present.
I dont have / any money.
I havent got / any money.
But I didnt have any money.

3) Infinitives and ing forms can be negative.
We decided not to do anything.
I like not working. It suits me.

4) Not can go with other parts of a sentence.
Ask him, not me.
Buy me anything, but not perfume.

5) When we introduce negatives ideas with
verbs such as think, believe, suppose, and
imagine, we make the first verb negative,
not the second.
I dont think youre right. Incorrect: I think
you arent
I dont suppose you want a game of tennis?

6) In shot answers, the following forms are
possible.
Are you coming?
I think so.
I believe so.
I hope so.
I dont think so.
I hope so.

I think not is possible. Incorrect: I dont hope
so is not possible.

Negative questions.

1) Negative question can express various
ideas.
Havent you finished school yet?
(surprise)
Dont you think we should wait for them?
(suggestion)
Wouldnt it be better to go tomorrow?
(persuasion)
Cant you see Im busy? Go away!
(criticism)
Isnt it a lovely day!
(exclamation)
2) In the main use of negative questions, the
speaker would normally expect a positive
situation, but now expresses a negative
situation. The speaker therefore is surprised.
Dont you like ice-cream? Everyone likes ice-
cream!
Havent you done your homework yet? What
have you being doing?

3) Negative questions can also be used to
mean Confirm what I think is true.
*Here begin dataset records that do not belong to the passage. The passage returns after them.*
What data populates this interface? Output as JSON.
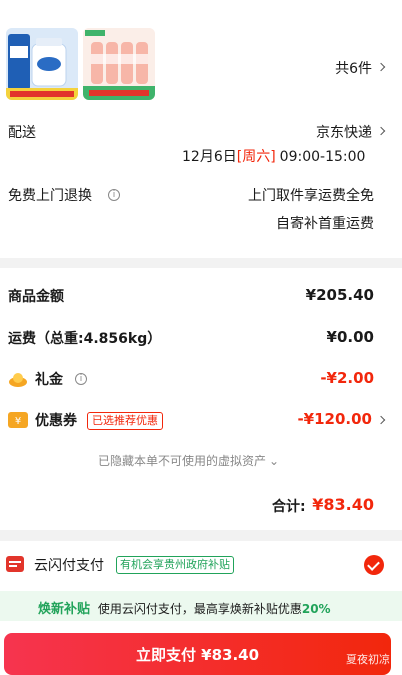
{
  "products": {
    "count_label": "共6件"
  },
  "delivery": {
    "label": "配送",
    "carrier": "京东快递",
    "date": "12月6日",
    "weekday": "[周六]",
    "time": "09:00-15:00"
  },
  "returns": {
    "label": "免费上门退换",
    "line1": "上门取件享运费全免",
    "line2": "自寄补首重运费"
  },
  "summary": {
    "goods_label": "商品金额",
    "goods_value": "¥205.40",
    "shipping_label": "运费（总重:4.856kg）",
    "shipping_value": "¥0.00",
    "gift_label": "礼金",
    "gift_value": "-¥2.00",
    "coupon_label": "优惠券",
    "coupon_tag": "已选推荐优惠",
    "coupon_value": "-¥120.00",
    "hidden_assets": "已隐藏本单不可使用的虚拟资产",
    "total_label": "合计:",
    "total_value": "¥83.40"
  },
  "payment": {
    "method": "云闪付支付",
    "tag": "有机会享贵州政府补贴"
  },
  "promo": {
    "title": "焕新补贴",
    "text": "使用云闪付支付，最高享焕新补贴优惠",
    "percent": "20%"
  },
  "checkout": {
    "button": "立即支付 ¥83.40",
    "corner_note": "夏夜初凉"
  },
  "colors": {
    "accent_red": "#f2270c",
    "green": "#21a35a"
  }
}
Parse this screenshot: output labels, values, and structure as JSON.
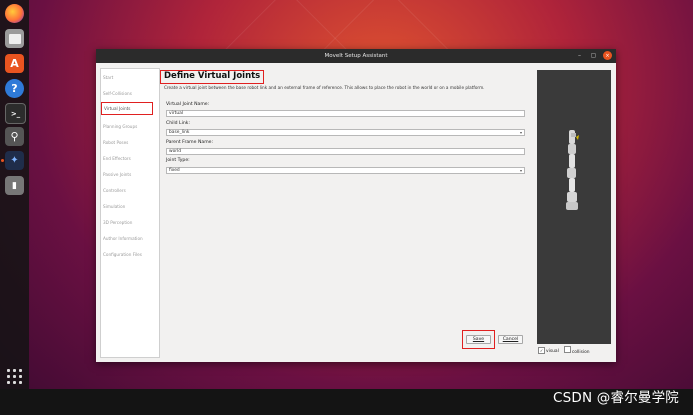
{
  "window": {
    "title": "MoveIt Setup Assistant",
    "controls": [
      "–",
      "▢",
      "×"
    ]
  },
  "sidebar": {
    "items": [
      {
        "label": "Start"
      },
      {
        "label": "Self-Collisions"
      },
      {
        "label": "Virtual Joints"
      },
      {
        "label": "Planning Groups"
      },
      {
        "label": "Robot Poses"
      },
      {
        "label": "End Effectors"
      },
      {
        "label": "Passive Joints"
      },
      {
        "label": "Controllers"
      },
      {
        "label": "Simulation"
      },
      {
        "label": "3D Perception"
      },
      {
        "label": "Author Information"
      },
      {
        "label": "Configuration Files"
      }
    ],
    "active": "Virtual Joints"
  },
  "main": {
    "title": "Define Virtual Joints",
    "description": "Create a virtual joint between the base robot link and an external frame of reference. This allows to place the robot in the world or on a mobile platform.",
    "fields": {
      "joint_name_label": "Virtual Joint Name:",
      "joint_name_value": "virtual",
      "child_link_label": "Child Link:",
      "child_link_value": "base_link",
      "parent_frame_label": "Parent Frame Name:",
      "parent_frame_value": "world",
      "joint_type_label": "Joint Type:",
      "joint_type_value": "fixed"
    },
    "buttons": {
      "save": "Save",
      "cancel": "Cancel"
    }
  },
  "viewer": {
    "visual_label": "visual",
    "collision_label": "collision",
    "visual_checked": true,
    "collision_checked": false
  },
  "watermark": "CSDN @睿尔曼学院",
  "dock": {
    "icons": [
      "firefox-icon",
      "files-icon",
      "app-store-icon",
      "help-icon",
      "terminal-icon",
      "search-icon",
      "rviz-icon",
      "usb-drive-icon",
      "show-apps-icon"
    ]
  },
  "colors": {
    "highlight": "#e02020",
    "titlebar": "#2b2b2b",
    "close_button": "#e95420"
  }
}
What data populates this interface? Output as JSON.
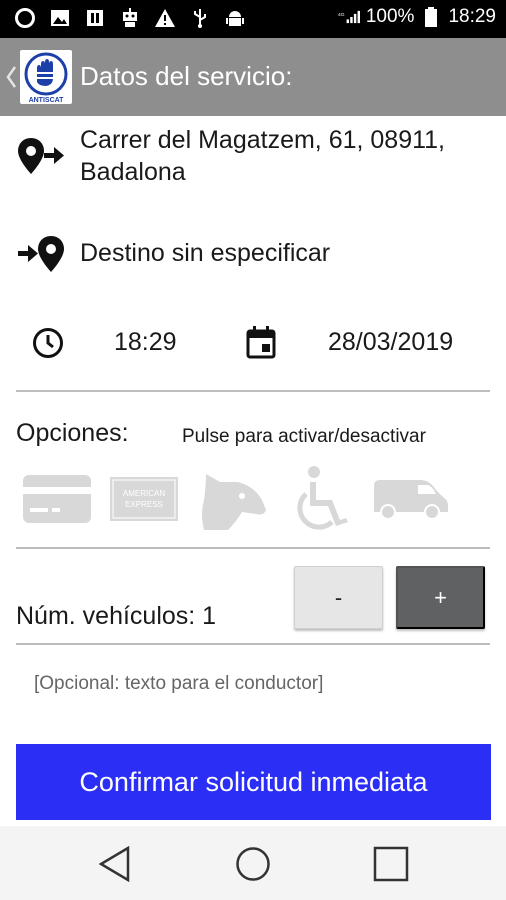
{
  "status_bar": {
    "battery_percent": "100%",
    "time": "18:29",
    "icons": [
      "circle-icon",
      "image-icon",
      "pause-icon",
      "robot-icon",
      "warning-icon",
      "usb-icon",
      "android-icon",
      "signal-icon",
      "battery-icon"
    ]
  },
  "action_bar": {
    "title": "Datos del servicio:",
    "logo_text": "ANTISCAT"
  },
  "service": {
    "origin": [
      "Carrer del Magatzem, 61, 08911,",
      "Badalona"
    ],
    "destination": "Destino sin especificar",
    "time": "18:29",
    "date": "28/03/2019"
  },
  "options": {
    "label": "Opciones:",
    "hint": "Pulse para activar/desactivar",
    "items": [
      "credit-card",
      "american-express",
      "dog",
      "wheelchair",
      "van"
    ],
    "amex_line1": "AMERICAN",
    "amex_line2": "EXPRESS"
  },
  "vehicles": {
    "label": "Núm. vehículos: 1",
    "minus_label": "-",
    "plus_label": "+"
  },
  "note": {
    "placeholder": "[Opcional: texto para el conductor]"
  },
  "confirm": {
    "label": "Confirmar solicitud inmediata"
  },
  "colors": {
    "action_bar": "#8e8e8e",
    "confirm_button": "#2b2ef5",
    "plus_button": "#5f6163",
    "disabled_icon": "#d8d8d8"
  }
}
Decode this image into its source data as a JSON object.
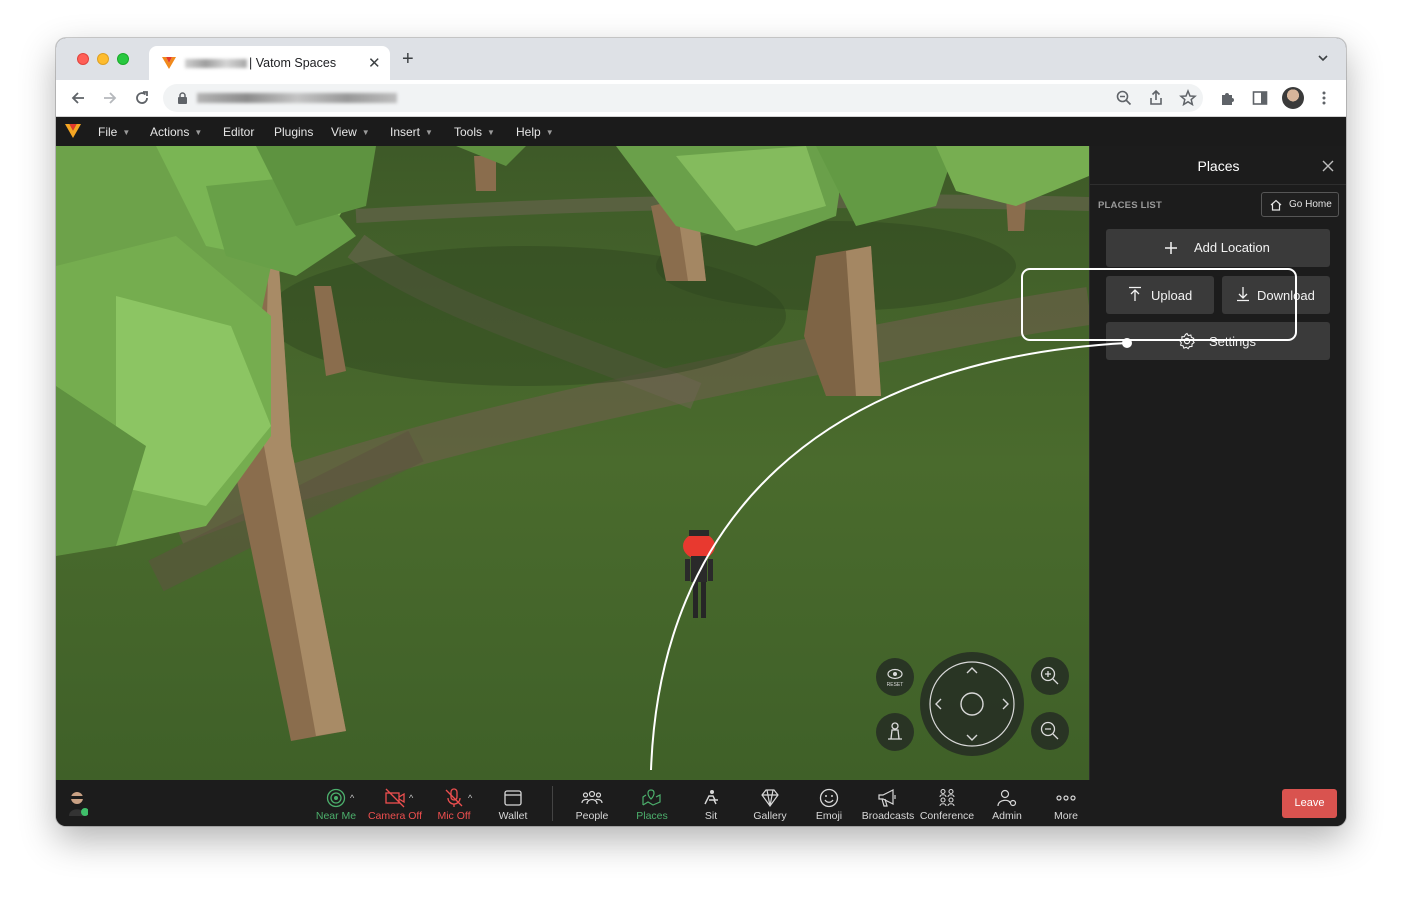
{
  "browser": {
    "tab_title": "| Vatom Spaces",
    "new_tab_icon": "plus-icon",
    "colors": {
      "tab_bar": "#dee1e6",
      "toolbar": "#ffffff"
    }
  },
  "app_menu": {
    "items": [
      "File",
      "Actions",
      "Editor",
      "Plugins",
      "View",
      "Insert",
      "Tools",
      "Help"
    ]
  },
  "places_panel": {
    "title": "Places",
    "section_label": "PLACES LIST",
    "go_home_label": "Go Home",
    "add_location_label": "Add Location",
    "upload_label": "Upload",
    "download_label": "Download",
    "settings_label": "Settings"
  },
  "scene_controls": {
    "reset_label": "RESET"
  },
  "toolbar": {
    "near_me": "Near Me",
    "camera": "Camera Off",
    "mic": "Mic Off",
    "wallet": "Wallet",
    "people": "People",
    "places": "Places",
    "sit": "Sit",
    "gallery": "Gallery",
    "emoji": "Emoji",
    "broadcasts": "Broadcasts",
    "conference": "Conference",
    "admin": "Admin",
    "more": "More",
    "leave": "Leave",
    "colors": {
      "active": "#4caf6c",
      "off": "#ee4f4f",
      "leave": "#d9534f"
    }
  }
}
In this use
it refers to a positive situation.
Havent I met you somewhere before? (Im
sure I have.)
Didnt we speak about this yesterday? (Im
sure we did.)

4) The difference between the two uses can
be seen clearly if we change them into
sentences with question tags.
You havent done your homework yet, have
you? (negative sentence, positive tag)
Weve met before, havent we? (positive
sentence, negative tag)